They had several birds in the area patterned prior to my arrival. The first sunrise was unsuccessful. We took a short break and jumped in the truck to glass nearby fields. "What's that on the road up there," Jeremy asked. There stood a strutter on the road between two strips of public land. We parked a quarter mile away from the old boy, doubled back through the woods on the opposite side of the road, and scrambled to set up with the hopes of calling him across and into our laps. As we decided where to plop down, Jeremy waved at Miller and I from the top of a small ridge; he was screaming without uttering a sound. He told us to get into position on top of the ridge. Apparently, the rustling leaves from three hungry hunters sounded like hens to our tom—Jeremy spotted a glimpse of his tail fan hot on our path. I crawled to a nearby tree. Miller found his seat to roll film just 10 yards to my left. Jeremy proceeded with the "buddy system" and began walking away, calling and employing his turkey wing for added realism.
Within minutes, I spotted movement; it was a turkey (later determined to be a hen) ducking through the heavy cover in front of me. Then, there was the tom, walking from right to left 30 yards down the ridge. I saw his white head and swinging beard, but within a second he disappeared behind a small pine tree. Clearly he was following the hen. At that point I shouldered my shotgun, flicked my safety off and prepared for him to walk out. Five steps was all I needed to end my turkey season on a bird-busting note.
Gone. Like a ghost, he was gone. He said "goodbye" with one last taunting gobble from the distance as we stood up to walk away, defeated.
As I look back on the turkey season that has broken my 8-year kill streak, my passion is built much stronger. One vision graces my memory: the strutting tom on the side of the road, radiating life into the woods. One feeling warms my soul: the adrenaline rush as I prepared to end a gentlemanly duel.

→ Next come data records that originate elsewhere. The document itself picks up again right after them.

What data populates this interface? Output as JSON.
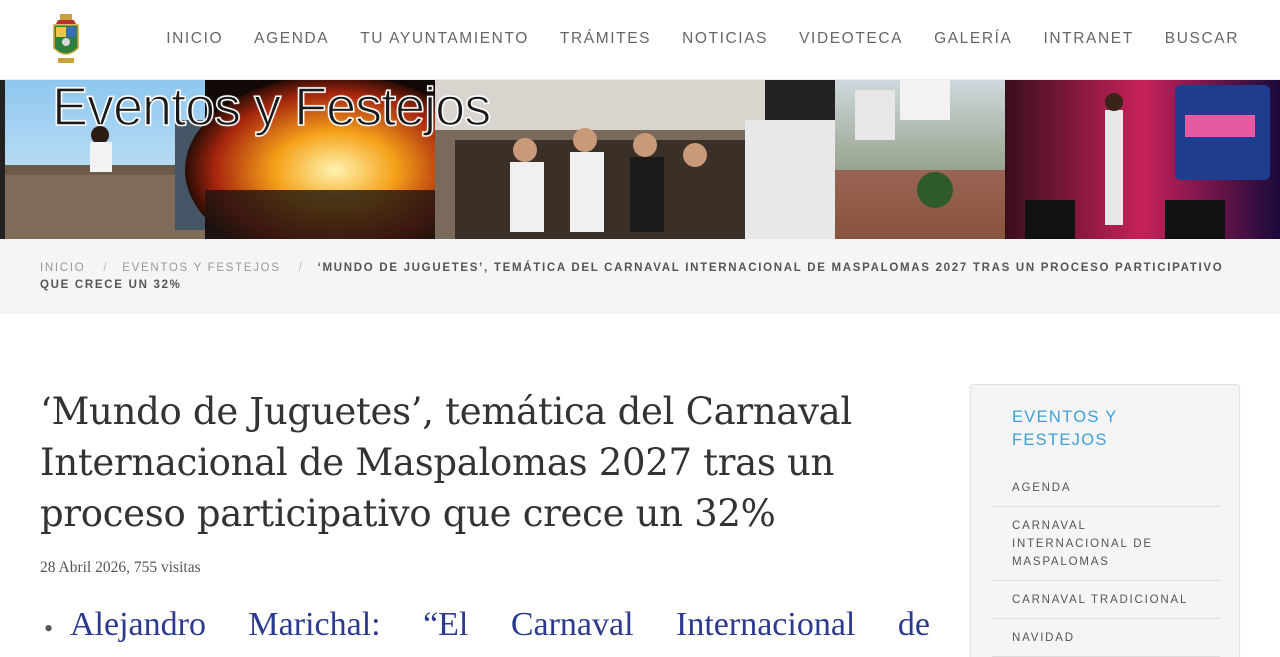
{
  "header": {
    "nav": [
      "INICIO",
      "AGENDA",
      "TU AYUNTAMIENTO",
      "TRÁMITES",
      "NOTICIAS",
      "VIDEOTECA",
      "GALERÍA",
      "INTRANET",
      "BUSCAR"
    ]
  },
  "banner": {
    "title": "Eventos y Festejos",
    "icon": "event-photo-collage"
  },
  "breadcrumb": {
    "home": "INICIO",
    "section": "EVENTOS Y FESTEJOS",
    "current": "‘MUNDO DE JUGUETES’, TEMÁTICA DEL CARNAVAL INTERNACIONAL DE MASPALOMAS 2027 TRAS UN PROCESO PARTICIPATIVO QUE CRECE UN 32%",
    "separator": "/"
  },
  "article": {
    "title": "‘Mundo de Juguetes’, temática del Carnaval Internacional de Maspalomas 2027 tras un proceso participativo que crece un 32%",
    "meta": "28 Abril 2026, 755 visitas",
    "lead_words": [
      "Alejandro",
      "Marichal:",
      "“El",
      "Carnaval",
      "Internacional",
      "de"
    ]
  },
  "sidebar": {
    "title": "EVENTOS Y FESTEJOS",
    "items": [
      "AGENDA",
      "CARNAVAL INTERNACIONAL DE MASPALOMAS",
      "CARNAVAL TRADICIONAL",
      "NAVIDAD"
    ]
  },
  "colors": {
    "accent": "#3aa0d9",
    "link": "#2b3a8f",
    "breadcrumb_bg": "#f5f5f5"
  }
}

I never pulled the trigger, and it was a blessing. My respect for the wild turkey has deepened, and I tip my hat to each and every longbeard that's strutting as I write this last word.